Everything in the data that follows should be given again verbatim, except the images.

== PROVIDED ENTRIES ==

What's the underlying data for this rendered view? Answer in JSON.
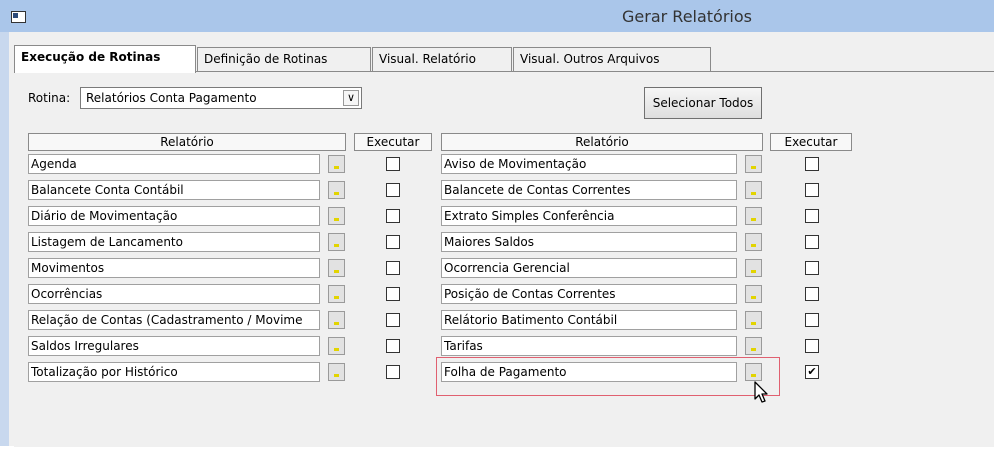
{
  "window": {
    "title": "Gerar Relatórios"
  },
  "tabs": [
    "Execução de Rotinas",
    "Definição de Rotinas",
    "Visual. Relatório",
    "Visual. Outros Arquivos"
  ],
  "rotina": {
    "label": "Rotina:",
    "value": "Relatórios Conta Pagamento"
  },
  "select_all_button": {
    "label": "Selecionar Todos"
  },
  "headers": {
    "relatorio": "Relatório",
    "executar": "Executar"
  },
  "left_reports": [
    {
      "name": "Agenda",
      "checked": false
    },
    {
      "name": "Balancete Conta Contábil",
      "checked": false
    },
    {
      "name": "Diário de Movimentação",
      "checked": false
    },
    {
      "name": "Listagem de Lancamento",
      "checked": false
    },
    {
      "name": "Movimentos",
      "checked": false
    },
    {
      "name": "Ocorrências",
      "checked": false
    },
    {
      "name": "Relação de Contas (Cadastramento / Movime",
      "checked": false
    },
    {
      "name": "Saldos Irregulares",
      "checked": false
    },
    {
      "name": "Totalização por Histórico",
      "checked": false
    }
  ],
  "right_reports": [
    {
      "name": "Aviso de Movimentação",
      "checked": false
    },
    {
      "name": "Balancete de Contas Correntes",
      "checked": false
    },
    {
      "name": "Extrato Simples Conferência",
      "checked": false
    },
    {
      "name": "Maiores Saldos",
      "checked": false
    },
    {
      "name": "Ocorrencia Gerencial",
      "checked": false
    },
    {
      "name": "Posição de Contas Correntes",
      "checked": false
    },
    {
      "name": "Relátorio Batimento Contábil",
      "checked": false
    },
    {
      "name": "Tarifas",
      "checked": false
    },
    {
      "name": "Folha de Pagamento",
      "checked": true
    }
  ],
  "icons": {
    "window": "app-window-icon",
    "lookup": "lookup-button-icon",
    "cursor": "mouse-pointer-icon"
  }
}
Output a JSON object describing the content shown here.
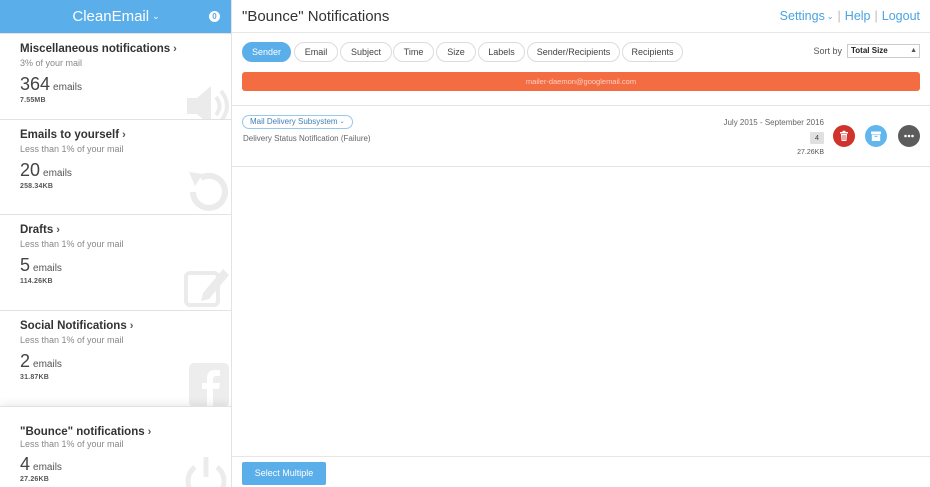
{
  "brand": {
    "title": "CleanEmail",
    "badge": "0"
  },
  "header": {
    "title": "\"Bounce\" Notifications",
    "nav": {
      "settings": "Settings",
      "help": "Help",
      "logout": "Logout"
    }
  },
  "sidebar": {
    "categories": [
      {
        "title": "Miscellaneous notifications",
        "subtitle": "3% of your mail",
        "count": "364",
        "unit": "emails",
        "size": "7.55MB",
        "icon": "speaker-icon"
      },
      {
        "title": "Emails to yourself",
        "subtitle": "Less than 1% of your mail",
        "count": "20",
        "unit": "emails",
        "size": "258.34KB",
        "icon": "undo-arrow-icon"
      },
      {
        "title": "Drafts",
        "subtitle": "Less than 1% of your mail",
        "count": "5",
        "unit": "emails",
        "size": "114.26KB",
        "icon": "edit-icon"
      },
      {
        "title": "Social Notifications",
        "subtitle": "Less than 1% of your mail",
        "count": "2",
        "unit": "emails",
        "size": "31.87KB",
        "icon": "facebook-icon"
      },
      {
        "title": "\"Bounce\" notifications",
        "subtitle": "Less than 1% of your mail",
        "count": "4",
        "unit": "emails",
        "size": "27.26KB",
        "icon": "power-icon"
      }
    ]
  },
  "filters": {
    "tabs": [
      "Sender",
      "Email",
      "Subject",
      "Time",
      "Size",
      "Labels",
      "Sender/Recipients",
      "Recipients"
    ],
    "active": "Sender",
    "sort_label": "Sort by",
    "sort_value": "Total Size"
  },
  "group": {
    "sender_email": "mailer-daemon@googlemail.com"
  },
  "email_row": {
    "sender": "Mail Delivery Subsystem",
    "subject": "Delivery Status Notification (Failure)",
    "date_range": "July 2015 - September 2016",
    "count": "4",
    "size": "27.26KB"
  },
  "footer": {
    "select_multiple": "Select Multiple"
  },
  "colors": {
    "accent": "#5aaeea",
    "sender_bar": "#f46c42",
    "delete": "#d0332b",
    "archive": "#62b6ee",
    "more": "#5c5c5c"
  }
}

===

◆ ANSWER BOX:
What's the underlying data for this rendered view? Answer in JSON.
{
  "window": {
    "title": "Gerar Relatórios"
  },
  "tabs": [
    "Execução de Rotinas",
    "Definição de Rotinas",
    "Visual. Relatório",
    "Visual. Outros Arquivos"
  ],
  "rotina": {
    "label": "Rotina:",
    "value": "Relatórios Conta Pagamento"
  },
  "select_all_button": {
    "label": "Selecionar Todos"
  },
  "headers": {
    "relatorio": "Relatório",
    "executar": "Executar"
  },
  "left_reports": [
    {
      "name": "Agenda",
      "checked": false
    },
    {
      "name": "Balancete Conta Contábil",
      "checked": false
    },
    {
      "name": "Diário de Movimentação",
      "checked": false
    },
    {
      "name": "Listagem de Lancamento",
      "checked": false
    },
    {
      "name": "Movimentos",
      "checked": false
    },
    {
      "name": "Ocorrências",
      "checked": false
    },
    {
      "name": "Relação de Contas (Cadastramento / Movime",
      "checked": false
    },
    {
      "name": "Saldos Irregulares",
      "checked": false
    },
    {
      "name": "Totalização por Histórico",
      "checked": false
    }
  ],
  "right_reports": [
    {
      "name": "Aviso de Movimentação",
      "checked": false
    },
    {
      "name": "Balancete de Contas Correntes",
      "checked": false
    },
    {
      "name": "Extrato Simples Conferência",
      "checked": false
    },
    {
      "name": "Maiores Saldos",
      "checked": false
    },
    {
      "name": "Ocorrencia Gerencial",
      "checked": false
    },
    {
      "name": "Posição de Contas Correntes",
      "checked": false
    },
    {
      "name": "Relátorio Batimento Contábil",
      "checked": false
    },
    {
      "name": "Tarifas",
      "checked": false
    },
    {
      "name": "Folha de Pagamento",
      "checked": true
    }
  ],
  "icons": {
    "window": "app-window-icon",
    "lookup": "lookup-button-icon",
    "cursor": "mouse-pointer-icon"
  }
}
Output a JSON object describing the content shown here.
{
  "brand": {
    "title": "CleanEmail",
    "badge": "0"
  },
  "header": {
    "title": "\"Bounce\" Notifications",
    "nav": {
      "settings": "Settings",
      "help": "Help",
      "logout": "Logout"
    }
  },
  "sidebar": {
    "categories": [
      {
        "title": "Miscellaneous notifications",
        "subtitle": "3% of your mail",
        "count": "364",
        "unit": "emails",
        "size": "7.55MB",
        "icon": "speaker-icon"
      },
      {
        "title": "Emails to yourself",
        "subtitle": "Less than 1% of your mail",
        "count": "20",
        "unit": "emails",
        "size": "258.34KB",
        "icon": "undo-arrow-icon"
      },
      {
        "title": "Drafts",
        "subtitle": "Less than 1% of your mail",
        "count": "5",
        "unit": "emails",
        "size": "114.26KB",
        "icon": "edit-icon"
      },
      {
        "title": "Social Notifications",
        "subtitle": "Less than 1% of your mail",
        "count": "2",
        "unit": "emails",
        "size": "31.87KB",
        "icon": "facebook-icon"
      },
      {
        "title": "\"Bounce\" notifications",
        "subtitle": "Less than 1% of your mail",
        "count": "4",
        "unit": "emails",
        "size": "27.26KB",
        "icon": "power-icon"
      }
    ]
  },
  "filters": {
    "tabs": [
      "Sender",
      "Email",
      "Subject",
      "Time",
      "Size",
      "Labels",
      "Sender/Recipients",
      "Recipients"
    ],
    "active": "Sender",
    "sort_label": "Sort by",
    "sort_value": "Total Size"
  },
  "group": {
    "sender_email": "mailer-daemon@googlemail.com"
  },
  "email_row": {
    "sender": "Mail Delivery Subsystem",
    "subject": "Delivery Status Notification (Failure)",
    "date_range": "July 2015 - September 2016",
    "count": "4",
    "size": "27.26KB"
  },
  "footer": {
    "select_multiple": "Select Multiple"
  },
  "colors": {
    "accent": "#5aaeea",
    "sender_bar": "#f46c42",
    "delete": "#d0332b",
    "archive": "#62b6ee",
    "more": "#5c5c5c"
  }
}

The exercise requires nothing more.